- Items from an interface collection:
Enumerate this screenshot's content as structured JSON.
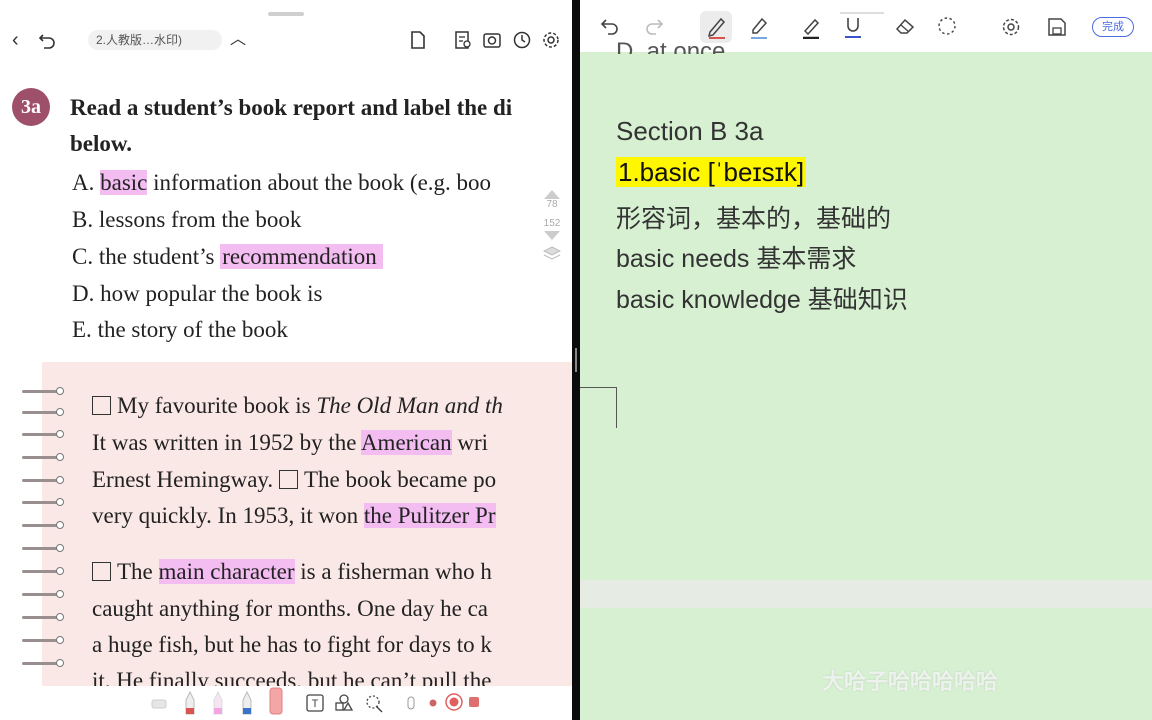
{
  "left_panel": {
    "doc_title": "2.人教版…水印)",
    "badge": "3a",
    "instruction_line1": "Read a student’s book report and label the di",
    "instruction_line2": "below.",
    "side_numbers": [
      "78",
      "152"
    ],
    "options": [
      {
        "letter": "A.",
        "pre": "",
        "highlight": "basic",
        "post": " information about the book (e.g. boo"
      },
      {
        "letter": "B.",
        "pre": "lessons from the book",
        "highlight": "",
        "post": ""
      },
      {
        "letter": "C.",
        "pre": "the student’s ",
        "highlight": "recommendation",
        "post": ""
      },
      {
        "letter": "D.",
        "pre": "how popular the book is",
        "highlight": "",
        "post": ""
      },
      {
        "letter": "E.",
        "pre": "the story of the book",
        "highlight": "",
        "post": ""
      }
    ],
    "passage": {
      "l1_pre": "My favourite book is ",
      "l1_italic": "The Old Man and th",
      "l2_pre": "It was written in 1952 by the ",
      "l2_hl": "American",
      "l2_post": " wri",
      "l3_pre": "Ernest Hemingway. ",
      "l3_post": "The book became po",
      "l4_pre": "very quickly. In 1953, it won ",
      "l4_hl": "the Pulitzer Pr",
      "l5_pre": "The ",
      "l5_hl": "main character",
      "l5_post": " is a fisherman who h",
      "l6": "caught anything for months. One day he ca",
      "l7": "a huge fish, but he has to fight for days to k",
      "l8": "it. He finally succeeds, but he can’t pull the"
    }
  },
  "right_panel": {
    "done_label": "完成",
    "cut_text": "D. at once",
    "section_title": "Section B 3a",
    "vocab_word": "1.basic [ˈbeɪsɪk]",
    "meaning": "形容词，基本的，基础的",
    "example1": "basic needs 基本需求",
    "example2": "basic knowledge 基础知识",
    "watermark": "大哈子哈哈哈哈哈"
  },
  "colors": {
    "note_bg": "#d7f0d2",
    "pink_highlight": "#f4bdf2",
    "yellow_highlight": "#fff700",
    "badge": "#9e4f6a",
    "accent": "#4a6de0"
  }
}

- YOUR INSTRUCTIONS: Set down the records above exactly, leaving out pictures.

- SOLUTION:
Enumerate this screenshot's content as structured JSON.
{
  "left_panel": {
    "doc_title": "2.人教版…水印)",
    "badge": "3a",
    "instruction_line1": "Read a student’s book report and label the di",
    "instruction_line2": "below.",
    "side_numbers": [
      "78",
      "152"
    ],
    "options": [
      {
        "letter": "A.",
        "pre": "",
        "highlight": "basic",
        "post": " information about the book (e.g. boo"
      },
      {
        "letter": "B.",
        "pre": "lessons from the book",
        "highlight": "",
        "post": ""
      },
      {
        "letter": "C.",
        "pre": "the student’s ",
        "highlight": "recommendation",
        "post": ""
      },
      {
        "letter": "D.",
        "pre": "how popular the book is",
        "highlight": "",
        "post": ""
      },
      {
        "letter": "E.",
        "pre": "the story of the book",
        "highlight": "",
        "post": ""
      }
    ],
    "passage": {
      "l1_pre": "My favourite book is ",
      "l1_italic": "The Old Man and th",
      "l2_pre": "It was written in 1952 by the ",
      "l2_hl": "American",
      "l2_post": " wri",
      "l3_pre": "Ernest Hemingway. ",
      "l3_post": "The book became po",
      "l4_pre": "very quickly. In 1953, it won ",
      "l4_hl": "the Pulitzer Pr",
      "l5_pre": "The ",
      "l5_hl": "main character",
      "l5_post": " is a fisherman who h",
      "l6": "caught anything for months. One day he ca",
      "l7": "a huge fish, but he has to fight for days to k",
      "l8": "it. He finally succeeds, but he can’t pull the"
    }
  },
  "right_panel": {
    "done_label": "完成",
    "cut_text": "D. at once",
    "section_title": "Section B 3a",
    "vocab_word": "1.basic [ˈbeɪsɪk]",
    "meaning": "形容词，基本的，基础的",
    "example1": "basic needs 基本需求",
    "example2": "basic knowledge 基础知识",
    "watermark": "大哈子哈哈哈哈哈"
  },
  "colors": {
    "note_bg": "#d7f0d2",
    "pink_highlight": "#f4bdf2",
    "yellow_highlight": "#fff700",
    "badge": "#9e4f6a",
    "accent": "#4a6de0"
  }
}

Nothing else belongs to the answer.